→ **Work to be completed**:
Output the data that follows, keeping every line identical.

→ **Data extracts**:
*****

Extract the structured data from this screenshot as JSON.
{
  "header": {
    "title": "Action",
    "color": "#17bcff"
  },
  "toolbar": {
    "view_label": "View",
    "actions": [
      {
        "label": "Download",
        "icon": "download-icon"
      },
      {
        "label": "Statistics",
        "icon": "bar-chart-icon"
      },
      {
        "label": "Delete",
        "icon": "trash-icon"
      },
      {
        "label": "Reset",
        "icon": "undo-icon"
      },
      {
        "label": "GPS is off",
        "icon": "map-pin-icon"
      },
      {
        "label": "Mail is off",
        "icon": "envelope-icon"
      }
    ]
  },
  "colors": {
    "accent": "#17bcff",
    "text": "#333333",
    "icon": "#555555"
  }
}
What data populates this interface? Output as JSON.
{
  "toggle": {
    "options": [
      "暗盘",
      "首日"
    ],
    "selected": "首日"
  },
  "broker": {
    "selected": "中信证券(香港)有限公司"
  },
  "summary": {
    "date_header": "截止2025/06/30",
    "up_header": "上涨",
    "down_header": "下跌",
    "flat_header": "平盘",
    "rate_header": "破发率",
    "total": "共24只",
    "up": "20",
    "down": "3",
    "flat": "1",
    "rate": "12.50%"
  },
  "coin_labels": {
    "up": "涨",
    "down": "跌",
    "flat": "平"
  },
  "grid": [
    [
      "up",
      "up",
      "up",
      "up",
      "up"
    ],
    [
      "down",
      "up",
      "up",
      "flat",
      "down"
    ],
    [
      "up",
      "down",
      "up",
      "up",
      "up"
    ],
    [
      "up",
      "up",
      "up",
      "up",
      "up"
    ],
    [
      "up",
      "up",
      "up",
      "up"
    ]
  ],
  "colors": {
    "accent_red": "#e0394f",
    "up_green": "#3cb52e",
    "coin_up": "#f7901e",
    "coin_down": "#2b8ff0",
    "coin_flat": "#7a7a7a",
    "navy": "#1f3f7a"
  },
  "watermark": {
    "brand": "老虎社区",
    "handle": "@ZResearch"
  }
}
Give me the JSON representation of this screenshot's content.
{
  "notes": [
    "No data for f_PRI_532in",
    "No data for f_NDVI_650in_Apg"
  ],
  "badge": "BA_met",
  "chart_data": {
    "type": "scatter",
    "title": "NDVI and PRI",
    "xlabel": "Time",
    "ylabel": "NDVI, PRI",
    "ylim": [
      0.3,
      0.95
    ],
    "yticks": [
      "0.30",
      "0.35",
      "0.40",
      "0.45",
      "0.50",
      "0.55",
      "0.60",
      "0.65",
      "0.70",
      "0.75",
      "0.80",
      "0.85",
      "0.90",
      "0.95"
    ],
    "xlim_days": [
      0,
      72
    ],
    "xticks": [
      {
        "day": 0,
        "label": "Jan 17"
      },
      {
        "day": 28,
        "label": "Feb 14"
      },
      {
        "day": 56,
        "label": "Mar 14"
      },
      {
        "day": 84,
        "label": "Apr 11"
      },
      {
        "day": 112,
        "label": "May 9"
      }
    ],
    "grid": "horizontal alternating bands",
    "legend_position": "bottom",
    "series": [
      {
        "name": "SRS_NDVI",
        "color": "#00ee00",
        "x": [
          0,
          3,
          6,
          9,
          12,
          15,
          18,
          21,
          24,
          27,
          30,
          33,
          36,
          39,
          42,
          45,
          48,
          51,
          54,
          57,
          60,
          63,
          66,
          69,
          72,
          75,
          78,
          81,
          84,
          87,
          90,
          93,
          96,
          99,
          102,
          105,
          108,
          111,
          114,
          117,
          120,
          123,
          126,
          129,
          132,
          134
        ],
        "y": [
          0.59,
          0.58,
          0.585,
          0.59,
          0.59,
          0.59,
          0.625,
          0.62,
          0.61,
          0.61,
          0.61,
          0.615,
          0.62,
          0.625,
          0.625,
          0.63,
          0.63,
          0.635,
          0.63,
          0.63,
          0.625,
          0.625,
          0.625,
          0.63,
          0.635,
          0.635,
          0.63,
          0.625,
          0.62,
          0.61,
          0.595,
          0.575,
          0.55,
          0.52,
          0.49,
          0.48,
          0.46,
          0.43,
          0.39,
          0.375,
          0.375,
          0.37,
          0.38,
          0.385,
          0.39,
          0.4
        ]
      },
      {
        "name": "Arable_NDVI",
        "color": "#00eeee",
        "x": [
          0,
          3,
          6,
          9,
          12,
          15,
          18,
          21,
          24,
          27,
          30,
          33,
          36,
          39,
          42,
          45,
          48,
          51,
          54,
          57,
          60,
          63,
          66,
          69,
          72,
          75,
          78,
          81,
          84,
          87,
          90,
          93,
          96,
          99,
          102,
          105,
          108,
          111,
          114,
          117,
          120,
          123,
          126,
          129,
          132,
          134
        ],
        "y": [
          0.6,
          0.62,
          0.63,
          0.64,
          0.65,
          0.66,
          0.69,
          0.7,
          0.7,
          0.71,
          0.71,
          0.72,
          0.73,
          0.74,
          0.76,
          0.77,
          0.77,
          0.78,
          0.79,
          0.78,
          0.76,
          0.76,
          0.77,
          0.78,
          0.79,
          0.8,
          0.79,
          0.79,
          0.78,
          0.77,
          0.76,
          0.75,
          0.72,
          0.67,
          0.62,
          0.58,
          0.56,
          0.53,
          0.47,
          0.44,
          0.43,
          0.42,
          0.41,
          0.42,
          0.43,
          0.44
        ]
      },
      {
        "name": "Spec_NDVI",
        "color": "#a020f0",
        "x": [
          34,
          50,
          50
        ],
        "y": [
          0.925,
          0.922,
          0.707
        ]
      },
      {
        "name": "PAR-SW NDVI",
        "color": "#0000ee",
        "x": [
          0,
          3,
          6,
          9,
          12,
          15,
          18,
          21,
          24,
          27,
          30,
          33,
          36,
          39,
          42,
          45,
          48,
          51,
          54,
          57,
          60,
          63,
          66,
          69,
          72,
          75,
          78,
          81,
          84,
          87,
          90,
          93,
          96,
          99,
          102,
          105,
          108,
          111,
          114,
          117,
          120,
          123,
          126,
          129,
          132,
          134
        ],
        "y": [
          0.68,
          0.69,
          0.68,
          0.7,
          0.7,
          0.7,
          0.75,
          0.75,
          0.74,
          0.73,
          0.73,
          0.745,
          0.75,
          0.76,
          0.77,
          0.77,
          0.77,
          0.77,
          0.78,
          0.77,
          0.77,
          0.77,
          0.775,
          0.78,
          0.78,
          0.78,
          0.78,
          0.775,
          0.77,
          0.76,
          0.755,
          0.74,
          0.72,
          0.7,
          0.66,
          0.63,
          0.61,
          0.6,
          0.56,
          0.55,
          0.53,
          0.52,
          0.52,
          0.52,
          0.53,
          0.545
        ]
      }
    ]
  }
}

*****

→ **Answer to the problem**:
Extract the structured data from this screenshot as JSON.
{
  "header": {
    "title": "Action",
    "color": "#17bcff"
  },
  "toolbar": {
    "view_label": "View",
    "actions": [
      {
        "label": "Download",
        "icon": "download-icon"
      },
      {
        "label": "Statistics",
        "icon": "bar-chart-icon"
      },
      {
        "label": "Delete",
        "icon": "trash-icon"
      },
      {
        "label": "Reset",
        "icon": "undo-icon"
      },
      {
        "label": "GPS is off",
        "icon": "map-pin-icon"
      },
      {
        "label": "Mail is off",
        "icon": "envelope-icon"
      }
    ]
  },
  "colors": {
    "accent": "#17bcff",
    "text": "#333333",
    "icon": "#555555"
  }
}
What data populates this interface? Output as JSON.
{
  "toggle": {
    "options": [
      "暗盘",
      "首日"
    ],
    "selected": "首日"
  },
  "broker": {
    "selected": "中信证券(香港)有限公司"
  },
  "summary": {
    "date_header": "截止2025/06/30",
    "up_header": "上涨",
    "down_header": "下跌",
    "flat_header": "平盘",
    "rate_header": "破发率",
    "total": "共24只",
    "up": "20",
    "down": "3",
    "flat": "1",
    "rate": "12.50%"
  },
  "coin_labels": {
    "up": "涨",
    "down": "跌",
    "flat": "平"
  },
  "grid": [
    [
      "up",
      "up",
      "up",
      "up",
      "up"
    ],
    [
      "down",
      "up",
      "up",
      "flat",
      "down"
    ],
    [
      "up",
      "down",
      "up",
      "up",
      "up"
    ],
    [
      "up",
      "up",
      "up",
      "up",
      "up"
    ],
    [
      "up",
      "up",
      "up",
      "up"
    ]
  ],
  "colors": {
    "accent_red": "#e0394f",
    "up_green": "#3cb52e",
    "coin_up": "#f7901e",
    "coin_down": "#2b8ff0",
    "coin_flat": "#7a7a7a",
    "navy": "#1f3f7a"
  },
  "watermark": {
    "brand": "老虎社区",
    "handle": "@ZResearch"
  }
}
Give me the JSON representation of this screenshot's content.
{
  "notes": [
    "No data for f_PRI_532in",
    "No data for f_NDVI_650in_Apg"
  ],
  "badge": "BA_met",
  "chart_data": {
    "type": "scatter",
    "title": "NDVI and PRI",
    "xlabel": "Time",
    "ylabel": "NDVI, PRI",
    "ylim": [
      0.3,
      0.95
    ],
    "yticks": [
      "0.30",
      "0.35",
      "0.40",
      "0.45",
      "0.50",
      "0.55",
      "0.60",
      "0.65",
      "0.70",
      "0.75",
      "0.80",
      "0.85",
      "0.90",
      "0.95"
    ],
    "xlim_days": [
      0,
      72
    ],
    "xticks": [
      {
        "day": 0,
        "label": "Jan 17"
      },
      {
        "day": 28,
        "label": "Feb 14"
      },
      {
        "day": 56,
        "label": "Mar 14"
      },
      {
        "day": 84,
        "label": "Apr 11"
      },
      {
        "day": 112,
        "label": "May 9"
      }
    ],
    "grid": "horizontal alternating bands",
    "legend_position": "bottom",
    "series": [
      {
        "name": "SRS_NDVI",
        "color": "#00ee00",
        "x": [
          0,
          3,
          6,
          9,
          12,
          15,
          18,
          21,
          24,
          27,
          30,
          33,
          36,
          39,
          42,
          45,
          48,
          51,
          54,
          57,
          60,
          63,
          66,
          69,
          72,
          75,
          78,
          81,
          84,
          87,
          90,
          93,
          96,
          99,
          102,
          105,
          108,
          111,
          114,
          117,
          120,
          123,
          126,
          129,
          132,
          134
        ],
        "y": [
          0.59,
          0.58,
          0.585,
          0.59,
          0.59,
          0.59,
          0.625,
          0.62,
          0.61,
          0.61,
          0.61,
          0.615,
          0.62,
          0.625,
          0.625,
          0.63,
          0.63,
          0.635,
          0.63,
          0.63,
          0.625,
          0.625,
          0.625,
          0.63,
          0.635,
          0.635,
          0.63,
          0.625,
          0.62,
          0.61,
          0.595,
          0.575,
          0.55,
          0.52,
          0.49,
          0.48,
          0.46,
          0.43,
          0.39,
          0.375,
          0.375,
          0.37,
          0.38,
          0.385,
          0.39,
          0.4
        ]
      },
      {
        "name": "Arable_NDVI",
        "color": "#00eeee",
        "x": [
          0,
          3,
          6,
          9,
          12,
          15,
          18,
          21,
          24,
          27,
          30,
          33,
          36,
          39,
          42,
          45,
          48,
          51,
          54,
          57,
          60,
          63,
          66,
          69,
          72,
          75,
          78,
          81,
          84,
          87,
          90,
          93,
          96,
          99,
          102,
          105,
          108,
          111,
          114,
          117,
          120,
          123,
          126,
          129,
          132,
          134
        ],
        "y": [
          0.6,
          0.62,
          0.63,
          0.64,
          0.65,
          0.66,
          0.69,
          0.7,
          0.7,
          0.71,
          0.71,
          0.72,
          0.73,
          0.74,
          0.76,
          0.77,
          0.77,
          0.78,
          0.79,
          0.78,
          0.76,
          0.76,
          0.77,
          0.78,
          0.79,
          0.8,
          0.79,
          0.79,
          0.78,
          0.77,
          0.76,
          0.75,
          0.72,
          0.67,
          0.62,
          0.58,
          0.56,
          0.53,
          0.47,
          0.44,
          0.43,
          0.42,
          0.41,
          0.42,
          0.43,
          0.44
        ]
      },
      {
        "name": "Spec_NDVI",
        "color": "#a020f0",
        "x": [
          34,
          50,
          50
        ],
        "y": [
          0.925,
          0.922,
          0.707
        ]
      },
      {
        "name": "PAR-SW NDVI",
        "color": "#0000ee",
        "x": [
          0,
          3,
          6,
          9,
          12,
          15,
          18,
          21,
          24,
          27,
          30,
          33,
          36,
          39,
          42,
          45,
          48,
          51,
          54,
          57,
          60,
          63,
          66,
          69,
          72,
          75,
          78,
          81,
          84,
          87,
          90,
          93,
          96,
          99,
          102,
          105,
          108,
          111,
          114,
          117,
          120,
          123,
          126,
          129,
          132,
          134
        ],
        "y": [
          0.68,
          0.69,
          0.68,
          0.7,
          0.7,
          0.7,
          0.75,
          0.75,
          0.74,
          0.73,
          0.73,
          0.745,
          0.75,
          0.76,
          0.77,
          0.77,
          0.77,
          0.77,
          0.78,
          0.77,
          0.77,
          0.77,
          0.775,
          0.78,
          0.78,
          0.78,
          0.78,
          0.775,
          0.77,
          0.76,
          0.755,
          0.74,
          0.72,
          0.7,
          0.66,
          0.63,
          0.61,
          0.6,
          0.56,
          0.55,
          0.53,
          0.52,
          0.52,
          0.52,
          0.53,
          0.545
        ]
      }
    ]
  }
}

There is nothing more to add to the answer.